§ WHAT THE TASK ASKS:
Using the listing below, report all lines holding the word "handle".
*-*-*
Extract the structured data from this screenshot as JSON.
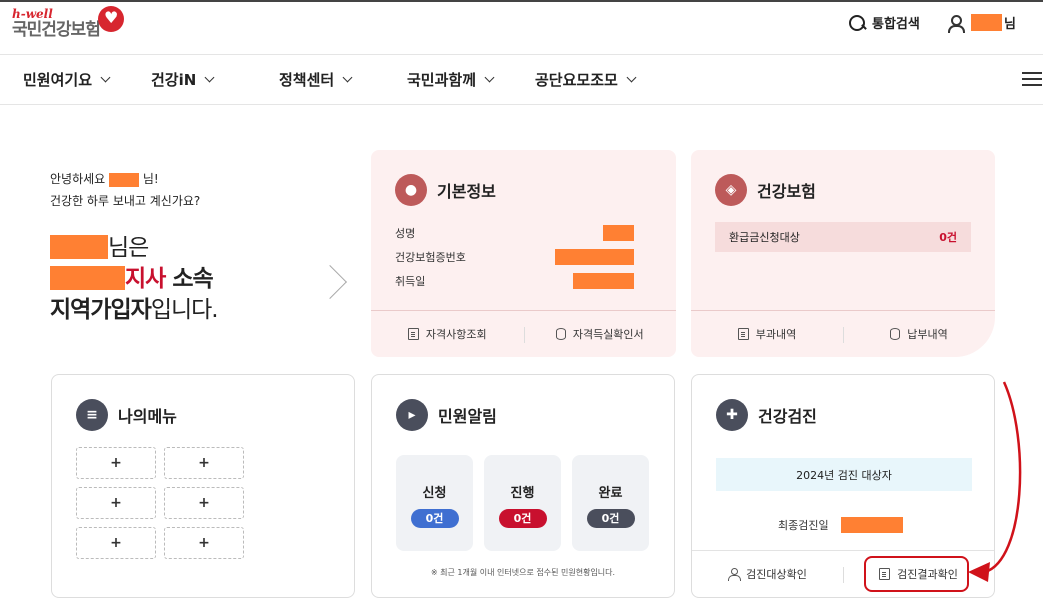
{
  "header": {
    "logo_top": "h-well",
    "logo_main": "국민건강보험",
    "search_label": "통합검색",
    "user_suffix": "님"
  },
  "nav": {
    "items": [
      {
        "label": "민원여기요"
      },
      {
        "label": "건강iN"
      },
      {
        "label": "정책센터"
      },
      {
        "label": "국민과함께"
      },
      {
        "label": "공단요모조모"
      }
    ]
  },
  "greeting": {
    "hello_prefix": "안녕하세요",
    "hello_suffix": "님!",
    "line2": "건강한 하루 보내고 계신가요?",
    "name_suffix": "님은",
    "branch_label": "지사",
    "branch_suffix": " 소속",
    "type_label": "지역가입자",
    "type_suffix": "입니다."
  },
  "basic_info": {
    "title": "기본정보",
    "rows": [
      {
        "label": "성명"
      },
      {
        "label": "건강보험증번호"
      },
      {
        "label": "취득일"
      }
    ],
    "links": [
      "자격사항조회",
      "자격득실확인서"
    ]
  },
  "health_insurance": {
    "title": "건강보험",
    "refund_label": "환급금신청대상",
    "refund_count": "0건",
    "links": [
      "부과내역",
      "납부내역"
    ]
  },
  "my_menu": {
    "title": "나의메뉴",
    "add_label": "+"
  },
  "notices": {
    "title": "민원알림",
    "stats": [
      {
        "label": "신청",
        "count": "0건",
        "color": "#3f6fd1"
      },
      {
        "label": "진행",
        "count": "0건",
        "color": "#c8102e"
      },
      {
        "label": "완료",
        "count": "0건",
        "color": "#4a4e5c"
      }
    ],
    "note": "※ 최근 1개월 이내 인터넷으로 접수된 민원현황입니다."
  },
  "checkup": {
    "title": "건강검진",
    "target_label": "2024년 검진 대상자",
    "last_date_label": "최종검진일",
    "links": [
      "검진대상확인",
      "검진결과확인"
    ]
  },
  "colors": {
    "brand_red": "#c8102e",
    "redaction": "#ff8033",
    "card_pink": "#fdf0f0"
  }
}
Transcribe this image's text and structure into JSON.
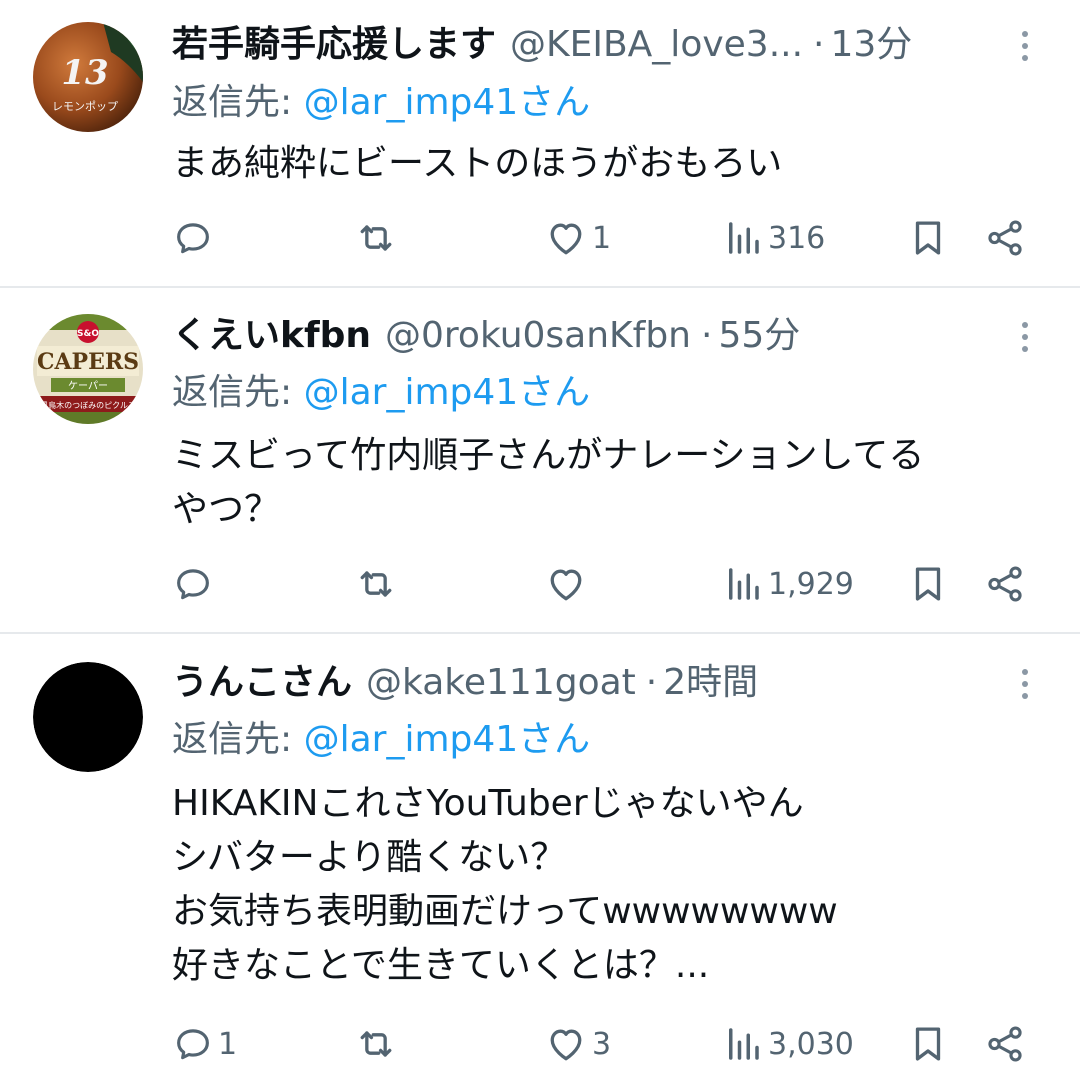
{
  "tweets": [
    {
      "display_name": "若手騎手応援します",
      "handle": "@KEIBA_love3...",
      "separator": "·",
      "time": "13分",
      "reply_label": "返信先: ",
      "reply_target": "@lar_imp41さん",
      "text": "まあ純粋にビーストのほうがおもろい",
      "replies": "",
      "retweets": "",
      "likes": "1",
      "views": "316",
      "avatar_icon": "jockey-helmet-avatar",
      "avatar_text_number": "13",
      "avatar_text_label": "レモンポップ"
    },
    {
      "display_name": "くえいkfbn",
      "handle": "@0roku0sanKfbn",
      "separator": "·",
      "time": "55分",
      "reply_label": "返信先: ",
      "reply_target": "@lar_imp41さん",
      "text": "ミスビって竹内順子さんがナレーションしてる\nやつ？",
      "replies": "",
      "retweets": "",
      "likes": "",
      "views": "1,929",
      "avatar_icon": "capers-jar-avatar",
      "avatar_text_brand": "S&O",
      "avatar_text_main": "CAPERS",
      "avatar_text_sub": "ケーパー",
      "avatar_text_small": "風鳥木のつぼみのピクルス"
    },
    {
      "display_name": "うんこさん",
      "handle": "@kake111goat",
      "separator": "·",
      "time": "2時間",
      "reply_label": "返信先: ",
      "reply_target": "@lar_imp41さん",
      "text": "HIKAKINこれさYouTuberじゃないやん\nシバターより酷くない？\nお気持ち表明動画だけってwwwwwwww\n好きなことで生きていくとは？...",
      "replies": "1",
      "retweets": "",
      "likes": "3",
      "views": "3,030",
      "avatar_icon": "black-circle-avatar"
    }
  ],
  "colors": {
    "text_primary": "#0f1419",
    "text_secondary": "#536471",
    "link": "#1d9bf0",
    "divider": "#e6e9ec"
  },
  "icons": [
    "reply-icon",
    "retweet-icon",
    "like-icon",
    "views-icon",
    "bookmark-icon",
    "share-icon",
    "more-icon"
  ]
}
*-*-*
§ WORKED SOLUTION:
      "handle": "@KEIBA_love3...",
      "handle": "@0roku0sanKfbn",
      "handle": "@kake111goat",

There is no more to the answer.